A I feel as if I know Irma better than I possibly could
A from mere statistical facts concerning tenant farmers.
I can assure the reader that Irma and MO1'1`lSOH are
I not unusual so far as those experiences of tenant
» farmers are concerned which have been counted, tabu—
lated, and analyzed (except for division of crops four-
{ifths to tenant, one—fifth to landlord—which is un-
· usual) ; but this, which tells what kind of person Irma
` is, cannot be contained in any tabulation or subjected
V to any analysis. If we are to know the character of

#3  ,
 _- xvi PREFACE
 sl  Irma it is necessary that we be given this view of her.
  The experience of Irma and her family and of the
  Turners is typical of that of about three-quarters of a
  million families, involving with children, three to four
  K million people.
 ,§§ The Joe Fieldings, white share renters, are a little
  better off than the sharecroppers. The number of
  share renters, white and black, is slightly greater than
  that of sharecroppers. Tom Doyle and his family,
  Negro cash renters, are sturdy, self-respecting farmers,
  living probably as well as it will ever be possible for
  large numbers of people to live.
  In the story, "Five Year Lease,” the white cash
  renter, Ma1·tin, gives a good statement of one of the
  customs which make tenancy in the South so costly and
  destructive of both human and property values. His
 QE landlord, he says,
  "-—won’t give me a five year lease and so I can’t
 w g afford to make many improvements. If I was sure
  I could stay on, I could make over the house, fh;
  up the terrace and clear off some more land. The
  trouble is that just as sure as the tenant makes the
  farm more productive, the owner boosts his rent."
  In the Southern states there are about a quarter of
  a million cash renters, amounting with families to a
  million or a million and a quarter people. Tom and
  Martin, Negro and white cash renters, are probably
  above the level in prosperity of the majority of the
  group to which they belong.
  Sally Beams, Negro woman, age 52, with her family,
  husband dead, faces her last chance to own a farm.
  She and her husband managed to acquire a farm of
  50 acres and paid for it. Then they bought another
    ........ -- ......,;.., m--.W..c.-.,,.,,,,,,.,.;q,,,_,,,,,,,,,,,!,!!,,F

50 acres adjoining and were trying to pay for the
additional 50 when two years ago George, the husband,
was crushed to death in a road accident. Sally has not
been able to make the payments on the additional 50
acres and fears she will lose the first 50 as well as the

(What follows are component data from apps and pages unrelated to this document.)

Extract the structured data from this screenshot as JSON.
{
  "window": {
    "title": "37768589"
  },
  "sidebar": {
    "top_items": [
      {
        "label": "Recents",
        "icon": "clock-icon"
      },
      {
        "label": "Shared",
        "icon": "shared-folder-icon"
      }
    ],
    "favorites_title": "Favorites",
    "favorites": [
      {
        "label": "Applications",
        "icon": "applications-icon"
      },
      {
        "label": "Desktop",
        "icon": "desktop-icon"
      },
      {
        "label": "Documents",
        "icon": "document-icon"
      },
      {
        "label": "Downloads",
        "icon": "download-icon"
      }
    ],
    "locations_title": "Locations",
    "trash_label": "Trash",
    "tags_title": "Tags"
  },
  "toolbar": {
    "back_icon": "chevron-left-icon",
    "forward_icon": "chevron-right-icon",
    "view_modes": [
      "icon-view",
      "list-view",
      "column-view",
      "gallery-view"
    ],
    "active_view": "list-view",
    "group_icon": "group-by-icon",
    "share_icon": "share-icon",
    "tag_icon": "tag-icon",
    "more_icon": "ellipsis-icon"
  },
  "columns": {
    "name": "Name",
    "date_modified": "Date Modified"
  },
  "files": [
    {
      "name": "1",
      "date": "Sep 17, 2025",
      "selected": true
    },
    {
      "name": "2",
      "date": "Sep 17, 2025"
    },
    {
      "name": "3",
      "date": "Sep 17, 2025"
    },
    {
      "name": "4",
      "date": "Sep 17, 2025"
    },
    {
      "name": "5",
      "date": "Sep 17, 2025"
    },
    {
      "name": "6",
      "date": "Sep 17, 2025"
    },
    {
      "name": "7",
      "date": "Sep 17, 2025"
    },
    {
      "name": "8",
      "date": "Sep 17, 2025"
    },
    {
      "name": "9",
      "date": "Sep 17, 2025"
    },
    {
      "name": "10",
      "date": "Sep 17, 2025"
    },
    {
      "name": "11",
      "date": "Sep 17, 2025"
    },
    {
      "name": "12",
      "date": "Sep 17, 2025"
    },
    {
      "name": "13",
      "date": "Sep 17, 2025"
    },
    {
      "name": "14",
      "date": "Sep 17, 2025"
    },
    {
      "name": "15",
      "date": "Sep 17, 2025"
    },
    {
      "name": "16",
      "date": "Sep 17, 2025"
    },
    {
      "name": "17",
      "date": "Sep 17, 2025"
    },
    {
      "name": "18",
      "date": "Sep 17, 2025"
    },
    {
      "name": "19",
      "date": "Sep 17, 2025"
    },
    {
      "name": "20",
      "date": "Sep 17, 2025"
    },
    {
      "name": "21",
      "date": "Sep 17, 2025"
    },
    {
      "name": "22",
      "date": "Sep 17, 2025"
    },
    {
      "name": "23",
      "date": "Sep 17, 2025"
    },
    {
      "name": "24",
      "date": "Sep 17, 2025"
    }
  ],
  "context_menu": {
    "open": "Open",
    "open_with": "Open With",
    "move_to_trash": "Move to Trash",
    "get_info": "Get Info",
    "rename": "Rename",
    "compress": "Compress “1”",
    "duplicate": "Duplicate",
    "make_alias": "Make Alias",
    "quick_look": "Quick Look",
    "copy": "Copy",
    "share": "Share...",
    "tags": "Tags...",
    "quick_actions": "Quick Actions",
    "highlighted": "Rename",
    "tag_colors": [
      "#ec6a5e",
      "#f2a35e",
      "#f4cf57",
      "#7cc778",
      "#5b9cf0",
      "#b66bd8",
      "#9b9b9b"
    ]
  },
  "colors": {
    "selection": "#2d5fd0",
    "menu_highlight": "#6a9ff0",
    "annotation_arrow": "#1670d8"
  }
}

second. Sally is not bitter; she makes no charges of
unfairness. From her account, she and her family
were first fortunate but later, in recent years, have been
victims of a series of misfortunes. George was